How about slowing down offline? It is in slowing down that I can watch and deeply feel the sun rise slowly at the eastern end of the street at dawn or feel the silvery glow of the sliver of the moon’s rising at dusk. Slowing down allows me to contemplate the beauty of the flower that was separated overnight and fell to the ground in homage to the earth. It allows me to touch the dew fallen in the grass with light feet, and inhale the air of the cool morning breeze before the heat rises and melts it away. And yes – how is one to engage in meditation, if not by first slowing down physically and remembering to bring myself to a state of rest?

So yes, slowing down allows us to return to remembrance. Regularly slowing down within allows us to be in constant remembrance.  What kind of remembrance? The external world will be relentless in its demands on us, and yet That stillness will remain in our hearts forever. It shall be patiently waiting for us to accept its invitation to visit with it, to let the outer world be, and to choose to be immersed in the world within. Will we make that choice? How much can we slow ourselves down? Will we observe the observer and remember that there is That permanent, indestructible, all-loving, all-joyous, all-truthful One within All off us?

That remains the great question, the great challenge.

Nature has some pointers for us. As fast as a hummingbird flies or a bee buzzes or a butterfly flaps her wings, they all have to slow down, to come to a moment of stillness, so that they can experience the magical taste of the nectar of life. What can we learn from their behavior? Even the new puppy, who can go a hundred miles an hour, has to pause for a drink of water, a nibble at her food bowl, before she can take off again like an express train towards her next station of play.
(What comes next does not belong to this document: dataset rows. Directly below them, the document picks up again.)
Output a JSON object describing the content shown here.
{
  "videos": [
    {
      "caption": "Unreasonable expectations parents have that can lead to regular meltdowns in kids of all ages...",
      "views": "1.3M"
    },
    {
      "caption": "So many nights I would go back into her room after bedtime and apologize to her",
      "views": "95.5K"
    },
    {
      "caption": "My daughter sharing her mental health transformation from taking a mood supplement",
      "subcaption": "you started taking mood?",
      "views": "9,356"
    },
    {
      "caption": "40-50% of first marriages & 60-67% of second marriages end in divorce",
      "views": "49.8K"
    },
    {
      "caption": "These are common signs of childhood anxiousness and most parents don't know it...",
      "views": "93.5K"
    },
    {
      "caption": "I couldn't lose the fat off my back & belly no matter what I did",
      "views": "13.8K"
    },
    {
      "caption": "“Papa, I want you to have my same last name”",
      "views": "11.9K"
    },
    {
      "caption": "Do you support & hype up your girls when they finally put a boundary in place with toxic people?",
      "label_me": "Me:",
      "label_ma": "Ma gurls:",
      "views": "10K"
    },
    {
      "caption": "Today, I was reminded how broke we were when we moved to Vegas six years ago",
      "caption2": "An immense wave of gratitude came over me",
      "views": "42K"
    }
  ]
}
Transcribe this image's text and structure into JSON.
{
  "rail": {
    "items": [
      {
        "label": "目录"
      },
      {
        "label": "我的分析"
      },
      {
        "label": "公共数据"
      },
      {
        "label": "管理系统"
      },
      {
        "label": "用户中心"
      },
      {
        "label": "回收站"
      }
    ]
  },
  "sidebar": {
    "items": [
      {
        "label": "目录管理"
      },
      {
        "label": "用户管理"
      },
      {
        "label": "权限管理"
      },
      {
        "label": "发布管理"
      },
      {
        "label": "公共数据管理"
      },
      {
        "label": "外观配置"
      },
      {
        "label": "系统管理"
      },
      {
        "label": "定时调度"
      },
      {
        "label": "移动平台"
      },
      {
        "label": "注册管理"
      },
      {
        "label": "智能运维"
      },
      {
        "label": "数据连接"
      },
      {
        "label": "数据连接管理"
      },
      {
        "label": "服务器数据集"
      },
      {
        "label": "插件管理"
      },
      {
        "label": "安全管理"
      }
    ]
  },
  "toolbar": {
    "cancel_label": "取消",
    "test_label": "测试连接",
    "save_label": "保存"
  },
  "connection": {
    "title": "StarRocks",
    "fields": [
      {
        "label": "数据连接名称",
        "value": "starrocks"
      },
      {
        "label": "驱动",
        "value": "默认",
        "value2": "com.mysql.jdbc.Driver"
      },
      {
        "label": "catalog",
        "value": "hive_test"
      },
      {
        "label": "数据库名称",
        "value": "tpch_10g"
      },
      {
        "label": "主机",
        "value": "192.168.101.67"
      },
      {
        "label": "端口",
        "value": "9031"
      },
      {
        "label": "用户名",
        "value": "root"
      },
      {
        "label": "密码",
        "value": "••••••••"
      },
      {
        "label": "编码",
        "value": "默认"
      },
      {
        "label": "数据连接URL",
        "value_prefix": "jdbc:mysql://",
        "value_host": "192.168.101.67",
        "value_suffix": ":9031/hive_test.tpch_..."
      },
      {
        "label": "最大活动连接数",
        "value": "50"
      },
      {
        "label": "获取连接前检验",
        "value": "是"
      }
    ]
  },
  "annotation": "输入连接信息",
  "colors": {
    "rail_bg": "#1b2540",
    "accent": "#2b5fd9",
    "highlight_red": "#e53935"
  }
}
Like the piano virtuoso Wayne Mcevilly, who inspired me to start the weekly chat nine years ago said — the greatest classical music compositions are so because the composers put as much care into putting the pauses into the right place, as they did into assigning the notes that each instrument is to play.

Let us condense nine years into nine minutes. That is my invitation to you. Take nine minutes and be still. Watch your breath or the light in your heart or the sunrise or the sunset or a single flower dancing in the stillness. Absolute stillness. There is magic in all of That. Thou art That. That is all there Is. 

We all can experience all of That, if we were to embrace the act of slowing down. No magic necessary. 


P.S. Join me and the #SpiritChat community on Sunday, July 26 at 9amET as we slow down to create some magic. I look forward to hearing from you about your experiments with pure stillness. I will bring tea and maybe even some cake – you bring your open hearts and we will chat. Namaste – @AjmaniK

A bee slows down to visit a butterfly bush in the front yardIMG 4402